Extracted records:
##########

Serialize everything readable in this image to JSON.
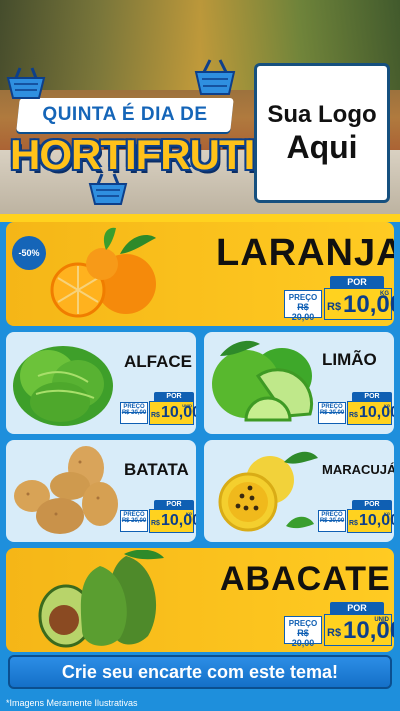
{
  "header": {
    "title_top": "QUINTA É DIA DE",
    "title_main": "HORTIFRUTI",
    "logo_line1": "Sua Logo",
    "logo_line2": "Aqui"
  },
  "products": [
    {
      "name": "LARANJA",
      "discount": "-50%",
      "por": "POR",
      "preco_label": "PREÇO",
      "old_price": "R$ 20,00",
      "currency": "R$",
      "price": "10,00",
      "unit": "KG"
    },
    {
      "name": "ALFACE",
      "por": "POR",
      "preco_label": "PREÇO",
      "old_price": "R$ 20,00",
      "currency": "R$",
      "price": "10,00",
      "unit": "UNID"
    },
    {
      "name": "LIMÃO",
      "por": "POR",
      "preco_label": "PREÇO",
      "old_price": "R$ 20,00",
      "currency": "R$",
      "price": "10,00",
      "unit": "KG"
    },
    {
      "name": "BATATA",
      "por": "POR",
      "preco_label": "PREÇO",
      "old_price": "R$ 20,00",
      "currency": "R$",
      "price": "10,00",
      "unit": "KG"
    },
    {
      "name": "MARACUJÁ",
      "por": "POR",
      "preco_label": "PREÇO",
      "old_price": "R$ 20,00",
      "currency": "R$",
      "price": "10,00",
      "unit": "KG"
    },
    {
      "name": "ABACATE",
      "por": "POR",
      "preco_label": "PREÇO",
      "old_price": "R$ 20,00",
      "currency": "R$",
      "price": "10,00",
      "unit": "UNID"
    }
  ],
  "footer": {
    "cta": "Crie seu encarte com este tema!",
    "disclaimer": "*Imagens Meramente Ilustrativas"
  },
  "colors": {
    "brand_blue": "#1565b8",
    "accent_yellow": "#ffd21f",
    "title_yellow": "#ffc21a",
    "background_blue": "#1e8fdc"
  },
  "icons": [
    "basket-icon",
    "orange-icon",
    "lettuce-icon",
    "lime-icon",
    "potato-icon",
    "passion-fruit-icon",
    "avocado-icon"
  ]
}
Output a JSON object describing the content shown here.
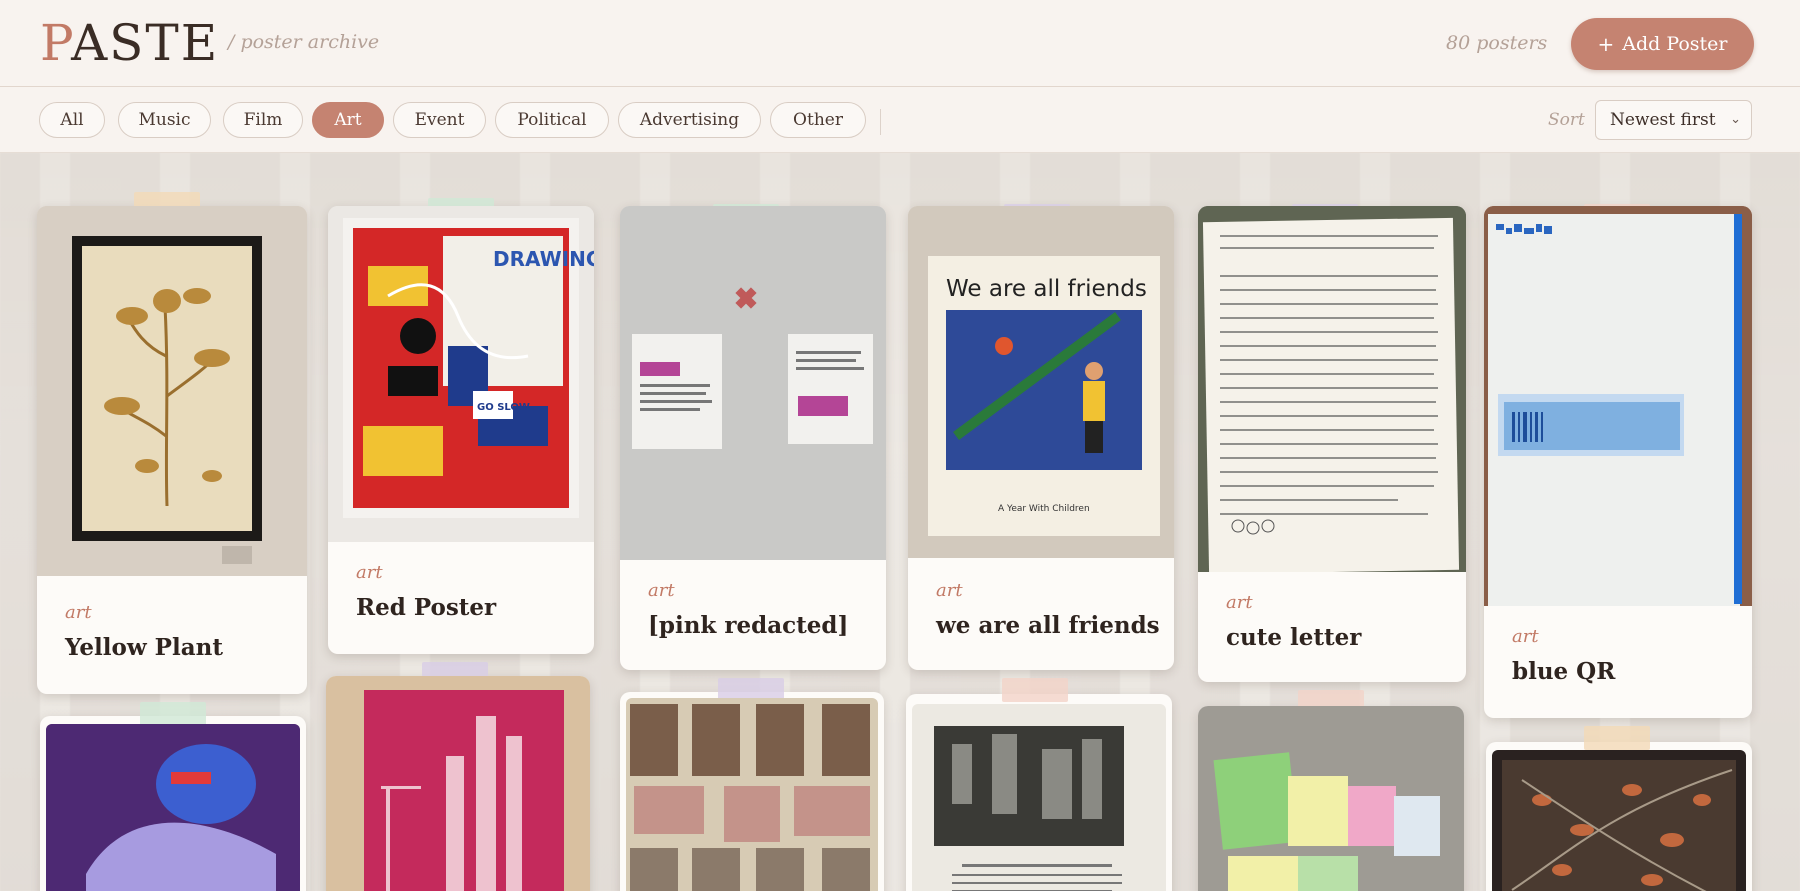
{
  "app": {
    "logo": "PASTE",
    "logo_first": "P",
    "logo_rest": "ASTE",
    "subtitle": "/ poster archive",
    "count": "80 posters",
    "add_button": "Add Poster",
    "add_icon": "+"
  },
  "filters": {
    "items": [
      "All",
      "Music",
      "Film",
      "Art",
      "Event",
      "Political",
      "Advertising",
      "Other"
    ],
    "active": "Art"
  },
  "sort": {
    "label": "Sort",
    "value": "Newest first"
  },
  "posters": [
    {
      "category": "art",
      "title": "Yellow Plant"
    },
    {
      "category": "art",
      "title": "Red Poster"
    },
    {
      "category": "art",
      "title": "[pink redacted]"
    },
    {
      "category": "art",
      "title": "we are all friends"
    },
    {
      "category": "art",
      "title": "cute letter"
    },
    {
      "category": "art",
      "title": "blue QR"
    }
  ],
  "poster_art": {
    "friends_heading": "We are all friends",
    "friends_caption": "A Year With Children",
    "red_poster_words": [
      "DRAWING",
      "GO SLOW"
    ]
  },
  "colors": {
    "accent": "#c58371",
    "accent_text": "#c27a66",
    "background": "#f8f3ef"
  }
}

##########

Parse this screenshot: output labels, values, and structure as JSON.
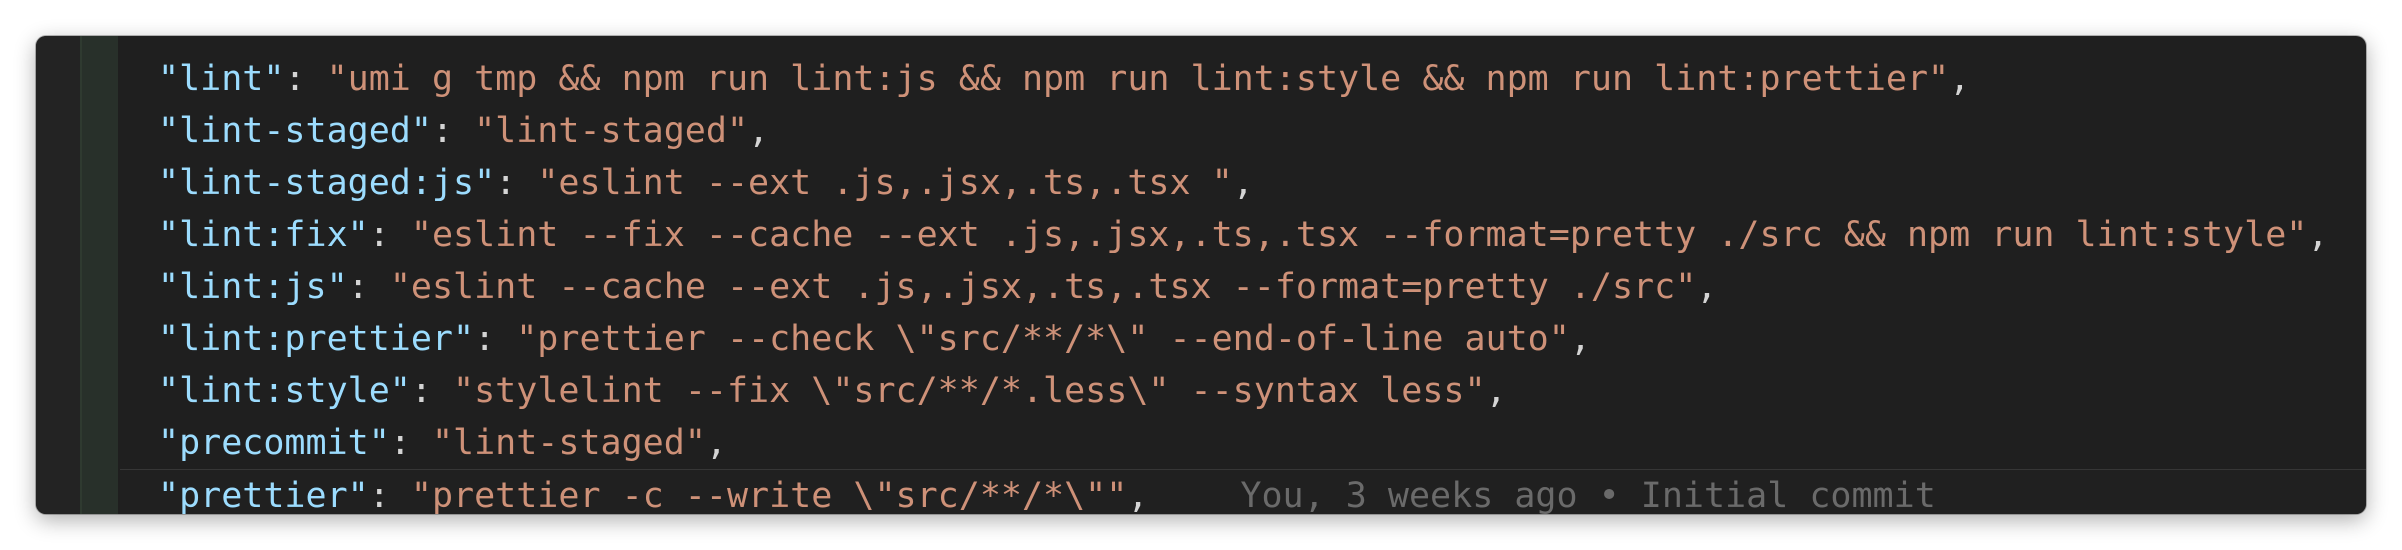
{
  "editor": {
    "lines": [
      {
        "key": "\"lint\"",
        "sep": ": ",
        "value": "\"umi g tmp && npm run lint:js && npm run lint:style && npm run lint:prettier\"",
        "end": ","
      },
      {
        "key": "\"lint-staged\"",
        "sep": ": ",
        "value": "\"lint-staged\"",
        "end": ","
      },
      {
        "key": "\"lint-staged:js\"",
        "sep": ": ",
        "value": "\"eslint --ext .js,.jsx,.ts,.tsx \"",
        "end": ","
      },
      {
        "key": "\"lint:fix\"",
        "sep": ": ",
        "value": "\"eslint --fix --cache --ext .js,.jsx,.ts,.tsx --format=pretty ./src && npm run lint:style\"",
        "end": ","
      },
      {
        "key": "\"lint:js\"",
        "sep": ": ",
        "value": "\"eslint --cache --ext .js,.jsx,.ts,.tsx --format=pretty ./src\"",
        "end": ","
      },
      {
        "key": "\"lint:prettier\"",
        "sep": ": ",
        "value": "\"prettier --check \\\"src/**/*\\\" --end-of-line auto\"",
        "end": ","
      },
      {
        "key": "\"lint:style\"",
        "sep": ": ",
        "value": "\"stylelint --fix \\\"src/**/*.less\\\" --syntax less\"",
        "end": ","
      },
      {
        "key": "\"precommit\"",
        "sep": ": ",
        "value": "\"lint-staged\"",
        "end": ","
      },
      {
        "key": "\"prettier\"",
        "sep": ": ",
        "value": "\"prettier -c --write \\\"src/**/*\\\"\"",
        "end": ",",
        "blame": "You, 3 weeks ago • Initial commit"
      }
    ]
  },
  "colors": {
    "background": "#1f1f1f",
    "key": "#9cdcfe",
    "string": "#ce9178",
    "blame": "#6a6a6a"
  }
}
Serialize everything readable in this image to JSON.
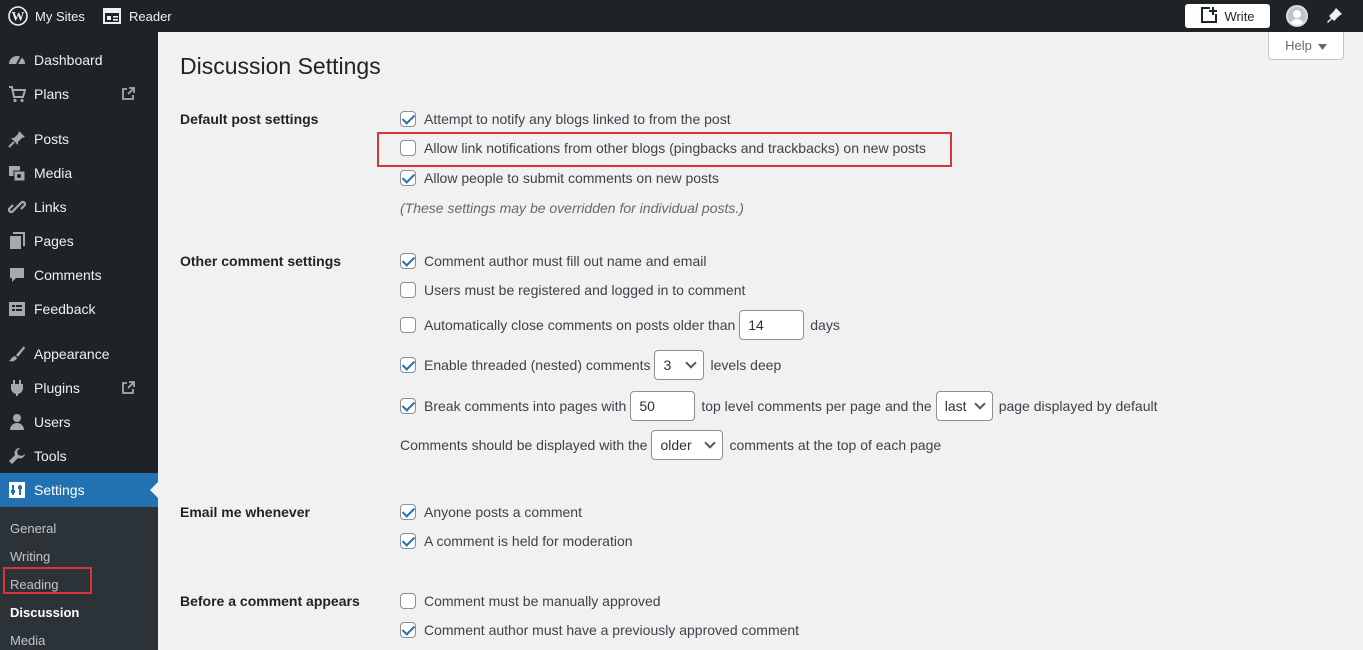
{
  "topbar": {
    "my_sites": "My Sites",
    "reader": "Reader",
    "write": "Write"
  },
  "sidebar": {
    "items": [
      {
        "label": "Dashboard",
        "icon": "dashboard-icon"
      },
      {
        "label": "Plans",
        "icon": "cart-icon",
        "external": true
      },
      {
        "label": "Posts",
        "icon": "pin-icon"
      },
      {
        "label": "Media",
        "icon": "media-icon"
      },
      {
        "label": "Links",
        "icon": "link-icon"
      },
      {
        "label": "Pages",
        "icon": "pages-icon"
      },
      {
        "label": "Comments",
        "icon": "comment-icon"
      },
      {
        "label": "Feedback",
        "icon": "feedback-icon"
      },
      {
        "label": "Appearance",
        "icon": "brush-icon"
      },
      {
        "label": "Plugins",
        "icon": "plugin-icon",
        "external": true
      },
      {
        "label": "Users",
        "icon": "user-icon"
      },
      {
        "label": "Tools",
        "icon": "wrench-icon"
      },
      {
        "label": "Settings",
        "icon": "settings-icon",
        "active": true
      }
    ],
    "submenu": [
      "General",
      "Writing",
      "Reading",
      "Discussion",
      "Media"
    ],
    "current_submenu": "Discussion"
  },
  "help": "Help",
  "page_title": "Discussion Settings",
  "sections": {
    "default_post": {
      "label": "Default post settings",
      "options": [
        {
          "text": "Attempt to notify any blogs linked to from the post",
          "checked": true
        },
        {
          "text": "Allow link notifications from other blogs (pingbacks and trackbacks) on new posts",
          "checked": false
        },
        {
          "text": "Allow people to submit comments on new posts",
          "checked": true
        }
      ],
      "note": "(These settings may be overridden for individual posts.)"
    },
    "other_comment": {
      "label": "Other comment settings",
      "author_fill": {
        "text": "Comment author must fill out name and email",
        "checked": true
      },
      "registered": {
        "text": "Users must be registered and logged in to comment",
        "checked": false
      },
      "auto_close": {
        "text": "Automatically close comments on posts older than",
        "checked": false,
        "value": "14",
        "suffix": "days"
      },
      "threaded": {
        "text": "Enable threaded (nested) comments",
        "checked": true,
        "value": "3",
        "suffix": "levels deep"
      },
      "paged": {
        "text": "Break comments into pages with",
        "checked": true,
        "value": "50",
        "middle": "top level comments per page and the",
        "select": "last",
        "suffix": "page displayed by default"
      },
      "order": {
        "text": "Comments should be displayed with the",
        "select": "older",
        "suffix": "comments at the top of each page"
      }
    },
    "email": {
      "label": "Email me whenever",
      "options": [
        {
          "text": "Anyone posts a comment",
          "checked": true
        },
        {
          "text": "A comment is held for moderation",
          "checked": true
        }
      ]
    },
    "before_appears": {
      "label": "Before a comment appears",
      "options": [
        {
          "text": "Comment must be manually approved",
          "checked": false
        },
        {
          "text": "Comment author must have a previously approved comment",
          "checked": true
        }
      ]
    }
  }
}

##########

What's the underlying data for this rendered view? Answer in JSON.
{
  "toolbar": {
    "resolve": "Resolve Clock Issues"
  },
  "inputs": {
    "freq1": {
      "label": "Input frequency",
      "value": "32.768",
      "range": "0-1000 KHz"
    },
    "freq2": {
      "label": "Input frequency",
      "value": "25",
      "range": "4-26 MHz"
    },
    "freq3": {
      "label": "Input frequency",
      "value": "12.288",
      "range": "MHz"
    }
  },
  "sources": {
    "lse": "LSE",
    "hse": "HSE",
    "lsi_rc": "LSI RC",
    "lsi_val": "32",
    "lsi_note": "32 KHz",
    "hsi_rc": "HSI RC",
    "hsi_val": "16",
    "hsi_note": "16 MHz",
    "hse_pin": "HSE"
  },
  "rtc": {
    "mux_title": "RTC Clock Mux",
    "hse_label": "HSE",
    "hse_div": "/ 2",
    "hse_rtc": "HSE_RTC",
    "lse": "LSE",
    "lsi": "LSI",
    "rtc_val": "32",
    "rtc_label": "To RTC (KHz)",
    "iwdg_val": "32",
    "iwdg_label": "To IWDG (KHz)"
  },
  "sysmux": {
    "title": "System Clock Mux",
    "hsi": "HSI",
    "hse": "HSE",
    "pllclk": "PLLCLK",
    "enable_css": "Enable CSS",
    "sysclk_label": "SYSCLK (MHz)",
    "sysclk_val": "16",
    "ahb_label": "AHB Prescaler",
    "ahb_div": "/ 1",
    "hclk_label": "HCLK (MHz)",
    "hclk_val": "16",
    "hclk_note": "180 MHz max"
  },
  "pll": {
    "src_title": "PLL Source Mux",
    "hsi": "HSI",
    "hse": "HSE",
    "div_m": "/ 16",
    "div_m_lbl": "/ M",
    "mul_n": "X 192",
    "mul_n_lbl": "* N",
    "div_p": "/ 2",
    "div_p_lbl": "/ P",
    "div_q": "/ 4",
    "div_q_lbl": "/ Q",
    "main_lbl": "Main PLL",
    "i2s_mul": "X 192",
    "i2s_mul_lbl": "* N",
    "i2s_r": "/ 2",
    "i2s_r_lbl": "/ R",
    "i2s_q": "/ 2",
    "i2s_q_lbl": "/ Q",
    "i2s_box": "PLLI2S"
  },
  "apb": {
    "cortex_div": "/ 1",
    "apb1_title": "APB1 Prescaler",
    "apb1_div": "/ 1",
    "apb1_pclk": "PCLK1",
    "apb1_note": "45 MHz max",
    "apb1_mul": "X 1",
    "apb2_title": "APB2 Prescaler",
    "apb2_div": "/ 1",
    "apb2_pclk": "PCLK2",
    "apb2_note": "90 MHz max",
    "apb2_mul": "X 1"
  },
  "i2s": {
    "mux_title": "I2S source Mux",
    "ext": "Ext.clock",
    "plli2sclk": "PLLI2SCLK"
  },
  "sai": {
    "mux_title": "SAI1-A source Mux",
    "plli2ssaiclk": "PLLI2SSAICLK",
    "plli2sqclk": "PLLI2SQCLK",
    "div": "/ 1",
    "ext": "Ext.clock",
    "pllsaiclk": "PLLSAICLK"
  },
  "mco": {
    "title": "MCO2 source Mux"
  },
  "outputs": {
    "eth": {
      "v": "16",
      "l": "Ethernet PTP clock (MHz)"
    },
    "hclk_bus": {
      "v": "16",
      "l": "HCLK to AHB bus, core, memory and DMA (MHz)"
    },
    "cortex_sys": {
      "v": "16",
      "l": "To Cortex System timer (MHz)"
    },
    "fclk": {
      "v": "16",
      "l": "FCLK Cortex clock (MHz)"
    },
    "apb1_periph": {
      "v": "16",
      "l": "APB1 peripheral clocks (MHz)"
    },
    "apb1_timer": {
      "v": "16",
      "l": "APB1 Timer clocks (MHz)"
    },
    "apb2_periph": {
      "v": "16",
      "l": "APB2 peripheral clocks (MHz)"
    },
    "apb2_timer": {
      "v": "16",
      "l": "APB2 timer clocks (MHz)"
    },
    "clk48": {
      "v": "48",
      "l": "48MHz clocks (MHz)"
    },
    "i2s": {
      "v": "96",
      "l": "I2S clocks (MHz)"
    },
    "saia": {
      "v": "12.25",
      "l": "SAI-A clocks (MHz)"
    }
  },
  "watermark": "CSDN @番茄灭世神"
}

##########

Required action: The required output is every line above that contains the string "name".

Reply:
      "name": "LARANJA",
      "name": "ALFACE",
      "name": "LIMÃO",
      "name": "BATATA",
      "name": "MARACUJÁ",
      "name": "ABACATE",
        "text": "Comment author must fill out name and email",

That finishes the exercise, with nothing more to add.